It is a shocking fact, but 20% of all suicide deaths in the U.S. occur in the 65+ population. Major depression, which is the disorder most closely related to suicide in the elderly is often under-recognized and under-treated. Yet, more than 2 million older adults in the U.S. over the age of 65 suffer from some form of depression!
So, while some seniors experience the normal emotions of grief, sadness and mood changes that relate to the losses associated with aging, it is important to realize that depression is NOT a ‘normal’ part of aging and action should be taken.
What Signs to Watch For
There are some common signs to look out for if you are concerned that you or an elderly loved one may be suffering from depression:
Losing interest in the things that once brought pleasure and joy - such as family gatherings
Significant increase or decrease in appetite or sleep schedules
Persistent feelings of worthlessness and guilt and verbalizing that life just isn’t worth living anymore
Being constantly agitated, irritable and experiencing chronic pain
So, What Should I Do?
If an individual is experiencing these symptoms, you should encourage them to visit their Primary Care Physician, and to speak up about how they are feeling!!!!!! Studies show that 40%
of elders who commit suicide had seen their doctor in the week prior. BUT, a doctor can only help if you say how you are feeling.
If the situation is more acute and you are feeling unsafe or you suspect someone you love is - get them ASAP to a hospital emergency room for an evaluation! Do not let embarrassment or shame stop you - this is a serious medical situation.
You can also call a hotline to talk to someone if you are feeling scared or unsafe!
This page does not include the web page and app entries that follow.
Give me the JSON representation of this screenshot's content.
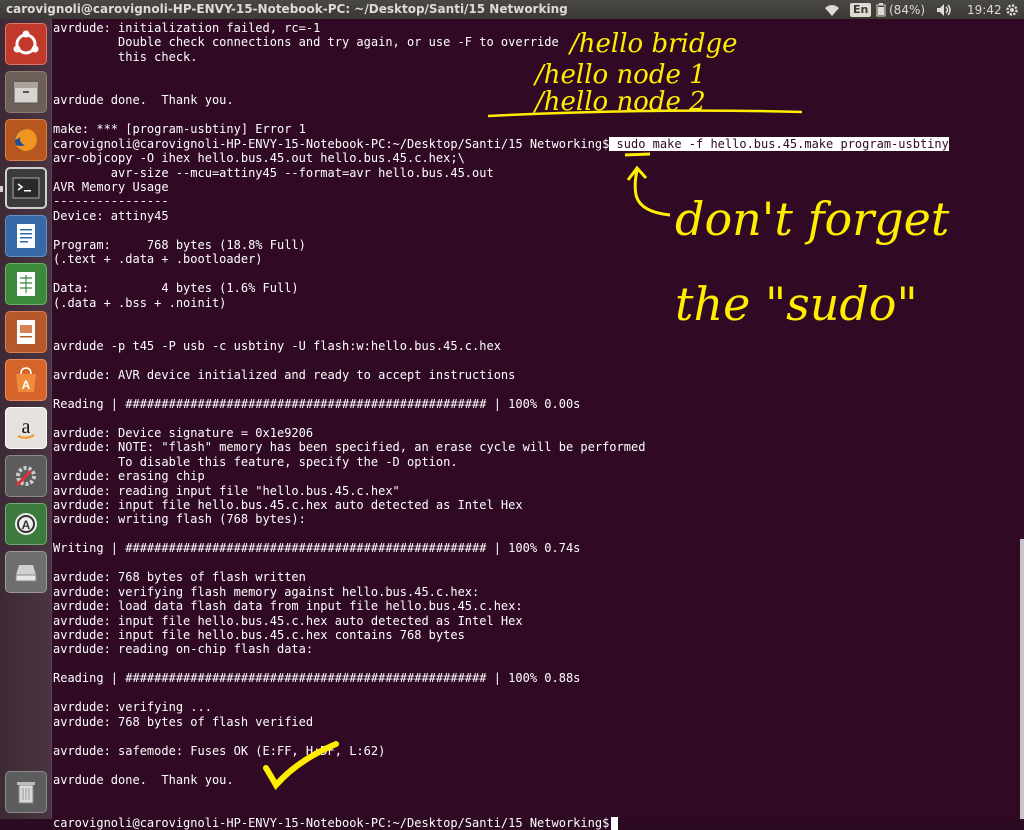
{
  "window": {
    "title": "carovignoli@carovignoli-HP-ENVY-15-Notebook-PC: ~/Desktop/Santi/15 Networking"
  },
  "indicators": {
    "wifi_icon": "wifi-icon",
    "keyboard_lang": "En",
    "battery": "(84%)",
    "sound_icon": "volume-icon",
    "time": "19:42",
    "power_icon": "gear-icon"
  },
  "launcher": {
    "items": [
      {
        "name": "ubuntu-dash-icon"
      },
      {
        "name": "files-icon"
      },
      {
        "name": "firefox-icon"
      },
      {
        "name": "terminal-icon"
      },
      {
        "name": "writer-icon"
      },
      {
        "name": "calc-icon"
      },
      {
        "name": "impress-icon"
      },
      {
        "name": "software-center-icon"
      },
      {
        "name": "amazon-icon"
      },
      {
        "name": "system-settings-icon"
      },
      {
        "name": "software-updater-icon"
      },
      {
        "name": "disk-drive-icon"
      },
      {
        "name": "trash-icon"
      }
    ]
  },
  "terminal": {
    "lines": [
      "avrdude: initialization failed, rc=-1",
      "         Double check connections and try again, or use -F to override",
      "         this check.",
      "",
      "",
      "avrdude done.  Thank you.",
      "",
      "make: *** [program-usbtiny] Error 1",
      "",
      "avr-objcopy -O ihex hello.bus.45.out hello.bus.45.c.hex;\\",
      "        avr-size --mcu=attiny45 --format=avr hello.bus.45.out",
      "AVR Memory Usage",
      "----------------",
      "Device: attiny45",
      "",
      "Program:     768 bytes (18.8% Full)",
      "(.text + .data + .bootloader)",
      "",
      "Data:          4 bytes (1.6% Full)",
      "(.data + .bss + .noinit)",
      "",
      "",
      "avrdude -p t45 -P usb -c usbtiny -U flash:w:hello.bus.45.c.hex",
      "",
      "avrdude: AVR device initialized and ready to accept instructions",
      "",
      "Reading | ################################################## | 100% 0.00s",
      "",
      "avrdude: Device signature = 0x1e9206",
      "avrdude: NOTE: \"flash\" memory has been specified, an erase cycle will be performed",
      "         To disable this feature, specify the -D option.",
      "avrdude: erasing chip",
      "avrdude: reading input file \"hello.bus.45.c.hex\"",
      "avrdude: input file hello.bus.45.c.hex auto detected as Intel Hex",
      "avrdude: writing flash (768 bytes):",
      "",
      "Writing | ################################################## | 100% 0.74s",
      "",
      "avrdude: 768 bytes of flash written",
      "avrdude: verifying flash memory against hello.bus.45.c.hex:",
      "avrdude: load data flash data from input file hello.bus.45.c.hex:",
      "avrdude: input file hello.bus.45.c.hex auto detected as Intel Hex",
      "avrdude: input file hello.bus.45.c.hex contains 768 bytes",
      "avrdude: reading on-chip flash data:",
      "",
      "Reading | ################################################## | 100% 0.88s",
      "",
      "avrdude: verifying ...",
      "avrdude: 768 bytes of flash verified",
      "",
      "avrdude: safemode: Fuses OK (E:FF, H:DF, L:62)",
      "",
      "avrdude done.  Thank you.",
      "",
      ""
    ],
    "prompt_line_1": {
      "prompt": "carovignoli@carovignoli-HP-ENVY-15-Notebook-PC:~/Desktop/Santi/15 Networking$",
      "command": " sudo make -f hello.bus.45.make program-usbtiny"
    },
    "prompt_line_2": {
      "prompt": "carovignoli@carovignoli-HP-ENVY-15-Notebook-PC:~/Desktop/Santi/15 Networking$"
    }
  },
  "annotations": {
    "color": "#ffee00",
    "note_1": "/hello bridge",
    "note_2": "/hello node 1",
    "note_3": "/hello node 2",
    "note_4": "don't forget",
    "note_5": "the \"sudo\""
  }
}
The National Suicide Prevention Lifeline number is 1-800-273-8255. That number is available 24 hours per day.
The Really Good News
Fortunately, research has shown that a combination of antidepressants and psychotherapy is extremely effective in treating the major depression of older adults so they can get back to living the life they deserve.
If you are struggling to navigate the mental health care system for an elderly loved one, Paula can help. Call her today at (207) 329-9080.
NOTE: WE MUST AS A SOCIETY END THE STIGMA OF MENTAL ILLNESS AND START TALKING - PARTICULARLY WITH OUR ELDERS. THEIR LIVES DEPEND ON IT!